Prompt: Read through the data, and wherever a line holds the word "true", write that line out.

===== Records to process

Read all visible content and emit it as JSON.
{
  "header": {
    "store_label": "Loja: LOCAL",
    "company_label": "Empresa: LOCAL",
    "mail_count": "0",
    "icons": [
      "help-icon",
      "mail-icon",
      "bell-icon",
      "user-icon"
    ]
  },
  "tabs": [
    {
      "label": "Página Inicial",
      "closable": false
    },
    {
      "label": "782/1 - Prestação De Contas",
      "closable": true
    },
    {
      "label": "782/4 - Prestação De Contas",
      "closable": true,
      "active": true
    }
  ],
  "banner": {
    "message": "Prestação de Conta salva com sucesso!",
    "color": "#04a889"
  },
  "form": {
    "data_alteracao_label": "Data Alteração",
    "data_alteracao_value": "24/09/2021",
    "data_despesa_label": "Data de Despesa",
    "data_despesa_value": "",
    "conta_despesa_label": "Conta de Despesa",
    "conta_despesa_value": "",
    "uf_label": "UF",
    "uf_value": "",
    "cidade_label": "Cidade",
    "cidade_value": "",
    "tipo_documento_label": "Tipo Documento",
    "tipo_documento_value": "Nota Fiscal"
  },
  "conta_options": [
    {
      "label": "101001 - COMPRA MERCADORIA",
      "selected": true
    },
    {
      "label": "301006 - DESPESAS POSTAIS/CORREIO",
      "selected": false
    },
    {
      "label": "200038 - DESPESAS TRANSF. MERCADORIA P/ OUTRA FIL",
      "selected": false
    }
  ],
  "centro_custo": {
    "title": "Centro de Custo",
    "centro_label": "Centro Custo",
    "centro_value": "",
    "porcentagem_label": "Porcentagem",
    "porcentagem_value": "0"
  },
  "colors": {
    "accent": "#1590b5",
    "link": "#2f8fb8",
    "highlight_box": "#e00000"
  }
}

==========
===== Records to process

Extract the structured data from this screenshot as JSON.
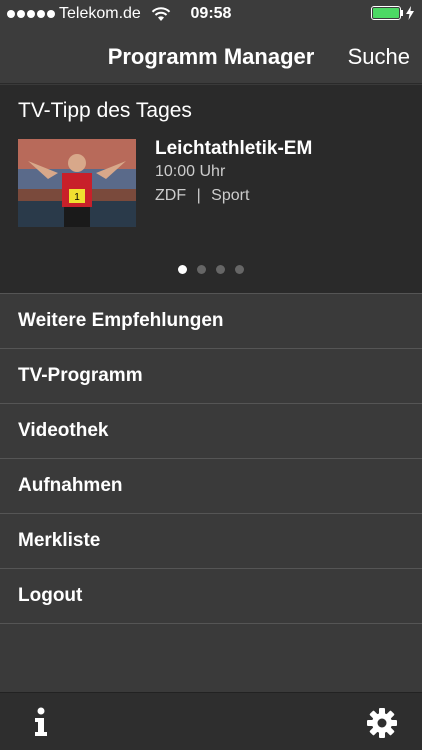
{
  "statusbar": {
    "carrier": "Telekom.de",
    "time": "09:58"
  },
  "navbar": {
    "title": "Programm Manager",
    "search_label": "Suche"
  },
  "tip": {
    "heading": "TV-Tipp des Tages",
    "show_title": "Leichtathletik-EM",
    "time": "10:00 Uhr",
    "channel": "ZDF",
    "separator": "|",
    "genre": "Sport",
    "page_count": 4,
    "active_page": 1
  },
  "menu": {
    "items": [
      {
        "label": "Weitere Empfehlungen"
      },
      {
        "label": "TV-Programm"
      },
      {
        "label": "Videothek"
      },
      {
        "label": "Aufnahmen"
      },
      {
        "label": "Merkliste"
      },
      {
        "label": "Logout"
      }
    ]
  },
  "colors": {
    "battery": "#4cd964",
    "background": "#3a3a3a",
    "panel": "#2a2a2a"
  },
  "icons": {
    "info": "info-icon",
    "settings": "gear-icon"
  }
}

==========
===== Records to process

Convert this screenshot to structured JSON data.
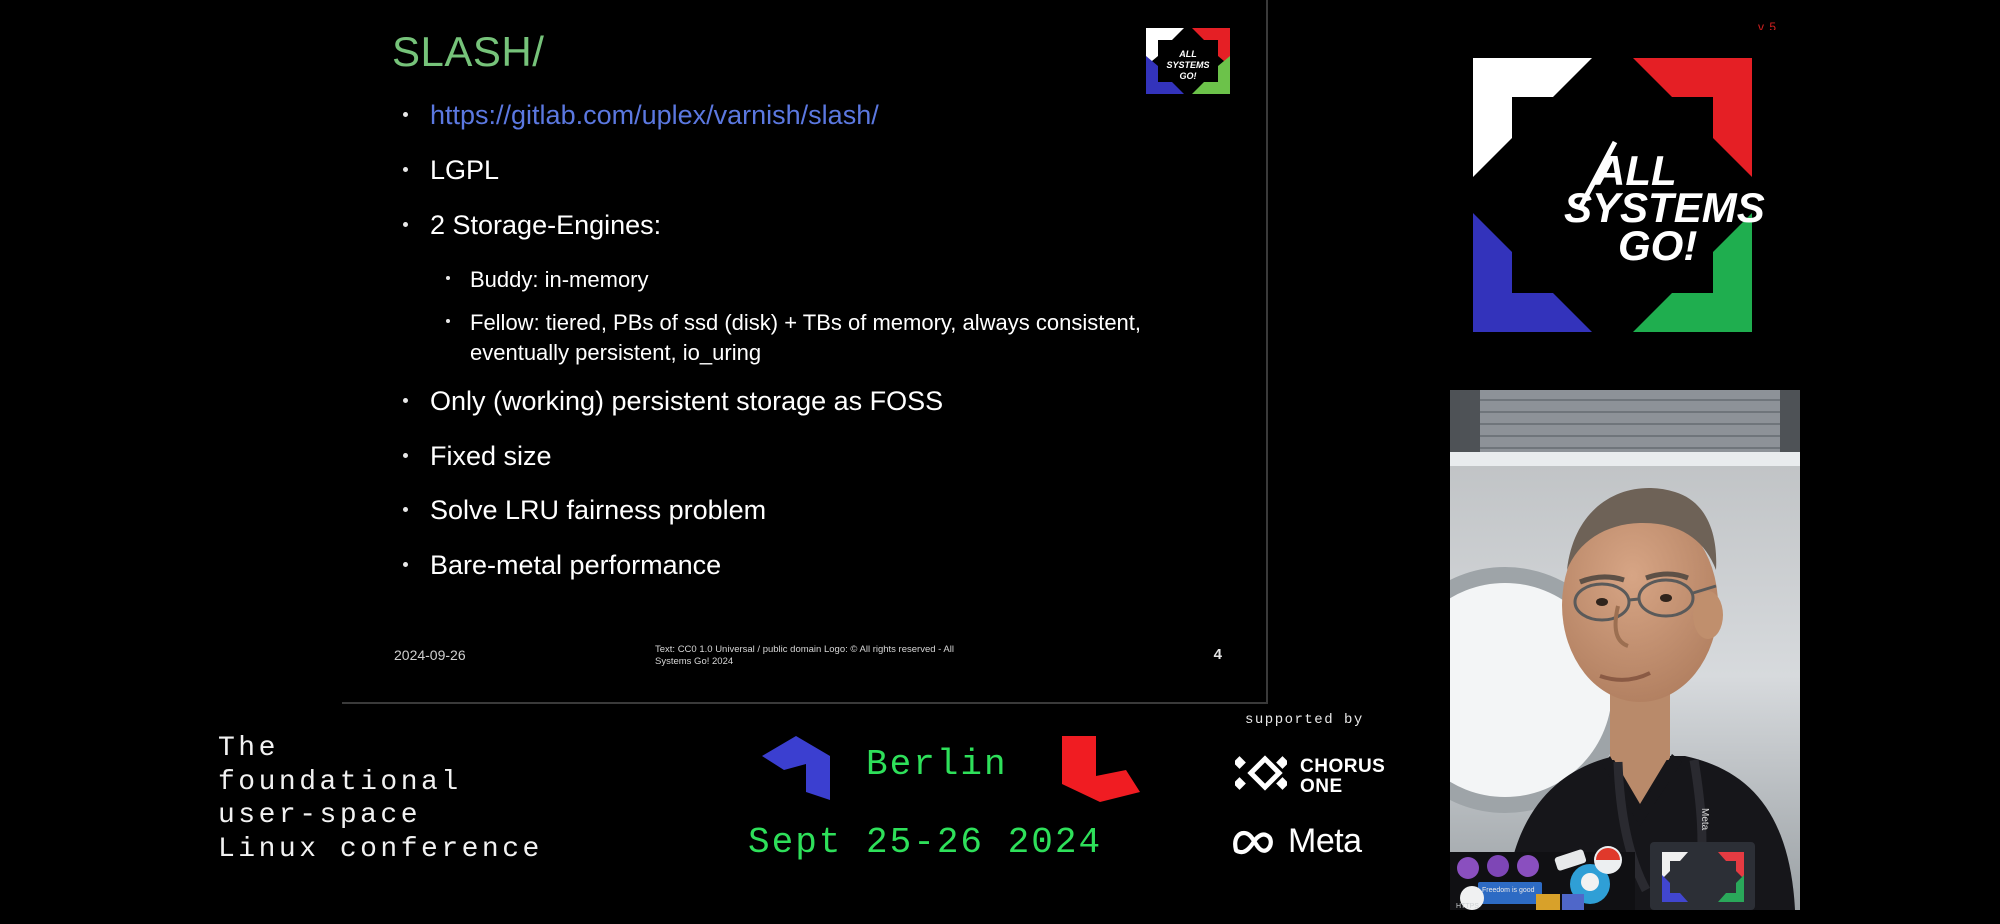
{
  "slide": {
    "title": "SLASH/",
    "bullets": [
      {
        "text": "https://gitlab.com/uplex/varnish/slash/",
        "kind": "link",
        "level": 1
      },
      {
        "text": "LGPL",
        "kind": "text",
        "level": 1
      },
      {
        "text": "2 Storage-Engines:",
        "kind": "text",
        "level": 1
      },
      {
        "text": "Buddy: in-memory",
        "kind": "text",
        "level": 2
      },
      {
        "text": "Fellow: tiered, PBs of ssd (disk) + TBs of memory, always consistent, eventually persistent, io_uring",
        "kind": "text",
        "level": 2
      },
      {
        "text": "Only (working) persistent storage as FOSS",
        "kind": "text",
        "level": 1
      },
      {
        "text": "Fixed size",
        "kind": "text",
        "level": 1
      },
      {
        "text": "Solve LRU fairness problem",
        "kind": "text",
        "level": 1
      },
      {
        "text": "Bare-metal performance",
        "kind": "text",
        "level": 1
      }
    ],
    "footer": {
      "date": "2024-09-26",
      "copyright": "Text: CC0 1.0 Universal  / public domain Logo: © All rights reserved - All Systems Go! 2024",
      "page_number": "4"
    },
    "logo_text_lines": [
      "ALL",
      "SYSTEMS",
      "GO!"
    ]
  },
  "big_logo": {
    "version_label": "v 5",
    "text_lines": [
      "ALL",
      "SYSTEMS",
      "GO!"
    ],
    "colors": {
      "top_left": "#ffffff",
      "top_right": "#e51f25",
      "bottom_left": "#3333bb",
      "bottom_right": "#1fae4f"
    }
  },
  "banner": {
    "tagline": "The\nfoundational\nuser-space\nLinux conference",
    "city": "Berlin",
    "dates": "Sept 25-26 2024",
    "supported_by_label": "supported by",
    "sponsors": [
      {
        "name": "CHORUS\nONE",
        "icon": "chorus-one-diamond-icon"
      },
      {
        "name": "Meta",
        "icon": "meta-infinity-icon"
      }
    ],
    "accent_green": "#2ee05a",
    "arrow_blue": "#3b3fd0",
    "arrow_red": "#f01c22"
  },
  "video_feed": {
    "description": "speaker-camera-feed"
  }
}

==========

Finished task:
      "closable": true
      "closable": true,
      "active": true
      "selected": true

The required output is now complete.